Maybe I should blame David Letterman who ingrained the ‘top 10 list’ into our minds on a daily basis? It seems everywhere we turn there’s a listing of the best or worst– restaurants, hotels, microwaves, airlines– and of course nursing homes.
While these lists may be incredibly convenient and even useful in making decisions about where to place a loved one in need of skilled nursing care, as I lawyer who has seen what life is really like in these facilities I am always cringe a little when I see these annual listing of facilities released as I know that seeing (or not seeing) a facility on the list may falsely give a family a sense or relief or fear.
This year’s version of U.S. News & World Report Best Nursing Homes can be accessed here. You can conveniently look up facilities by State or Zip Code to determine the highest rated facilities in your area. After punching in your criteria, the website will give you a listing of facilities in a ranking hierarchy according to factors such as: nursing home safety, health inspections and staffing. Depending on the information available, you can also access recent inspection report and contact information for the facility.
Good rating? Bad Rating? So what?
While this collaboration of information can be incredibly useful, the truth is that much of it is already available from other web resources and the U.S. News version is really little more than re-packaged content. Moreover, as an an advocate for decent care of the elderly, I truly sympathize with families who may literally wake up one morning to realize they are in need of a nursing home for a family member– however, I have some concerns about the applicability of this information to all patients in need of skilled nursing care.
Simply, by looking at a listing of facilities with various star-rankings or symbols following them, there’s a lack of information about what services the facility provides and what type of care that it truly offers. Even a facility with many stars following its designation may be ill-equipped to care for a particular patient. Similarly, a facility that may appear to be seemingly average may be a great place for a patient with specialized needs.

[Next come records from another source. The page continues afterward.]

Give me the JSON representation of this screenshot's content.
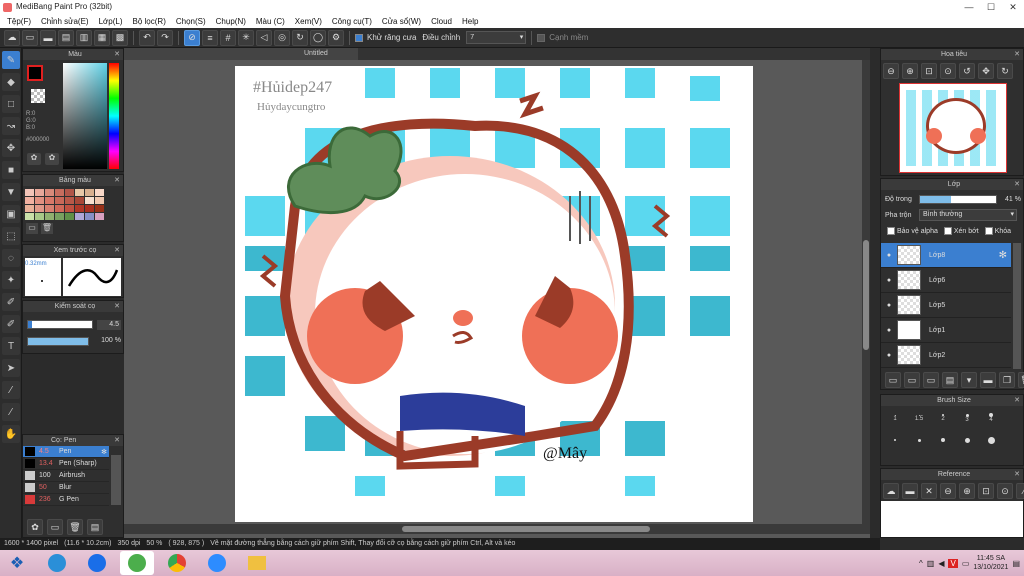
{
  "window": {
    "title": "MediBang Paint Pro (32bit)"
  },
  "window_buttons": [
    "—",
    "☐",
    "✕"
  ],
  "menu": [
    "Tệp(F)",
    "Chỉnh sửa(E)",
    "Lớp(L)",
    "Bộ lọc(R)",
    "Chọn(S)",
    "Chụp(N)",
    "Màu (C)",
    "Xem(V)",
    "Công cụ(T)",
    "Cửa sổ(W)",
    "Cloud",
    "Help"
  ],
  "toolbar": {
    "antialias_label": "Khử răng cưa",
    "adjust_label": "Điều chỉnh",
    "adjust_value": "7",
    "smooth_label": "Cạnh mềm"
  },
  "color_panel": {
    "title": "Màu",
    "r": "R:0",
    "g": "G:0",
    "b": "B:0",
    "hex": "#000000"
  },
  "palette_panel": {
    "title": "Bảng màu",
    "colors": [
      "#f2c4b8",
      "#e8a89a",
      "#d88a7a",
      "#c66d5e",
      "#b05548",
      "#e8c8a8",
      "#d8b090",
      "#f8d8c8",
      "#f0b0a0",
      "#e09080",
      "#d87868",
      "#c86858",
      "#b85848",
      "#a84838",
      "#f6e0d0",
      "#f0c8b0",
      "#e8b098",
      "#e09888",
      "#d88070",
      "#d06858",
      "#c05040",
      "#b03828",
      "#a83020",
      "#983018",
      "#c9e0a8",
      "#a8c888",
      "#90b070",
      "#78a060",
      "#609048",
      "#b0a8d8",
      "#8890c8",
      "#d8a0c0"
    ]
  },
  "preview_panel": {
    "title": "Xem trước cọ",
    "size": "0.32mm"
  },
  "brush_control": {
    "title": "Kiểm soát cọ",
    "size": "4.5",
    "opacity": "100 %"
  },
  "brush_panel": {
    "title": "Cọ: Pen",
    "items": [
      {
        "size": "4.5",
        "name": "Pen",
        "color": "#000000"
      },
      {
        "size": "13.4",
        "name": "Pen (Sharp)",
        "color": "#000000"
      },
      {
        "size": "100",
        "name": "Airbrush",
        "color": "#cccccc"
      },
      {
        "size": "50",
        "name": "Blur",
        "color": "#cccccc"
      },
      {
        "size": "236",
        "name": "G Pen",
        "color": "#d83a3a"
      }
    ]
  },
  "document": {
    "tab": "Untitled",
    "watermark_1": "#Hủidep247",
    "watermark_2": "Hủydaycungtro",
    "signature": "@Mây"
  },
  "navigator": {
    "title": "Hoa tiêu"
  },
  "layer_panel": {
    "title": "Lớp",
    "opacity_label": "Độ trong",
    "opacity_value": "41 %",
    "blend_label": "Pha trộn",
    "blend_value": "Bình thường",
    "protect_alpha": "Bảo vệ alpha",
    "clipping": "Xén bớt",
    "lock": "Khóa",
    "layers": [
      {
        "name": "Lớp8"
      },
      {
        "name": "Lớp6"
      },
      {
        "name": "Lớp5"
      },
      {
        "name": "Lớp1"
      },
      {
        "name": "Lớp2"
      }
    ]
  },
  "brush_size_panel": {
    "title": "Brush Size",
    "sizes": [
      "1",
      "1.5",
      "2",
      "3",
      "4",
      "5"
    ],
    "sizes2": [
      "7",
      "10",
      "15",
      "20",
      "30",
      "40"
    ]
  },
  "reference_panel": {
    "title": "Reference"
  },
  "status": {
    "size": "1600 * 1400 pixel",
    "cm": "(11.6 * 10.2cm)",
    "dpi": "350 dpi",
    "zoom": "50 %",
    "coords": "( 928, 875 )",
    "hint": "Vẽ mặt đường thẳng bằng cách giữ phím Shift, Thay đổi cỡ cọ bằng cách giữ phím Ctrl, Alt và kéo"
  },
  "clock": {
    "time": "11:45 SA",
    "date": "13/10/2021"
  },
  "taskbar_apps": [
    "start",
    "edge",
    "zalo",
    "coc-coc",
    "chrome",
    "zoom",
    "files"
  ]
}
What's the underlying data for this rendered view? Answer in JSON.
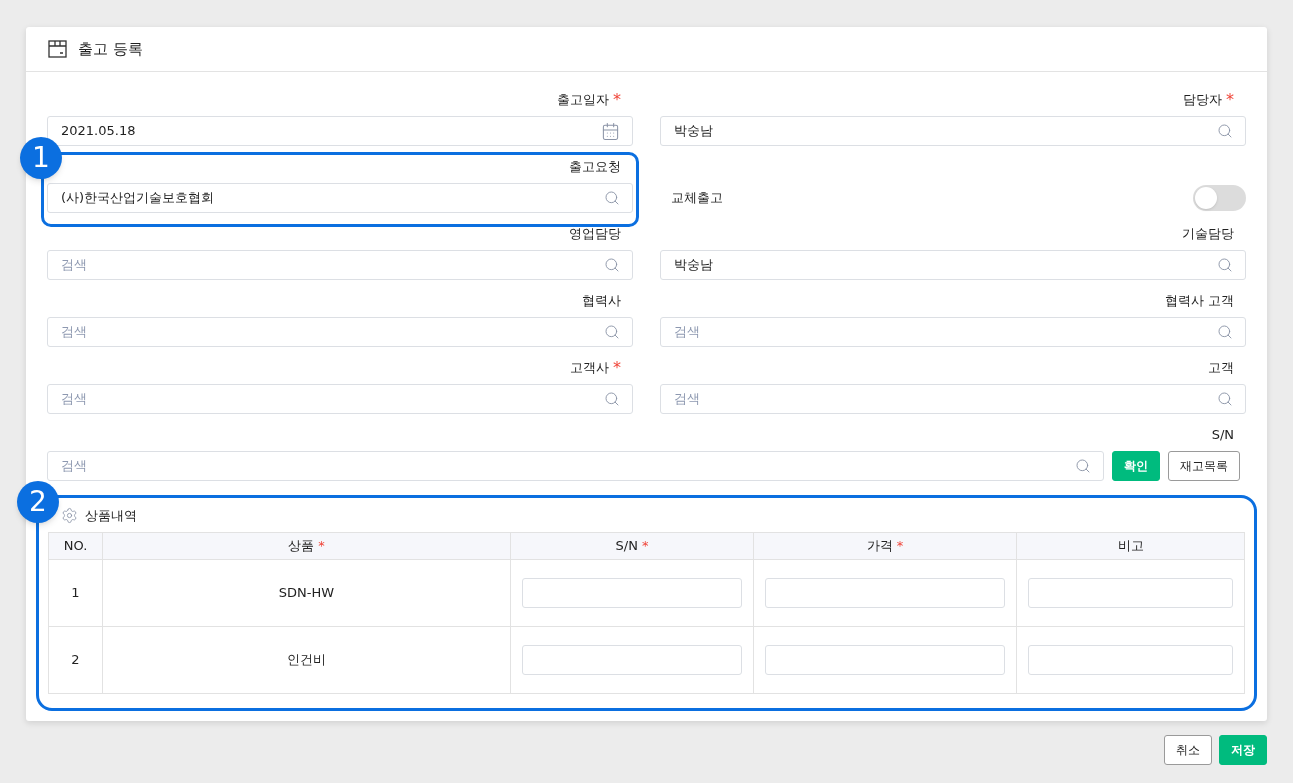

Incentivizing facilties to improve care
I would be foolish to think that there are no positive aspects for consumers when it comes to ranking facilities. I’m sure many facilities make a point of improving their facilities for the purpose of ranking higher on these lists— truly a good thing for consumers. Instilling a sense of competition to rank highly is really positive.
Don’t forget to do your own checking
It’s not that I’m fully against listings quality (or inferior facilities)– but as consumers, families simply can not rely on information provided in a list that likely generated by a computer formula. Rather, the lists such as this can be used as a springboard to locating a facility for a patient. Gather what you can from the website, but never make a decision simply by what is represented to you on a website. Go to the facility. Talk with the staff. Ask questions. Do the natural things you would do as if you were making a significant investment of your resources and time. Just don’t make a decision for your loved ones care as if you were buying a microwave oven.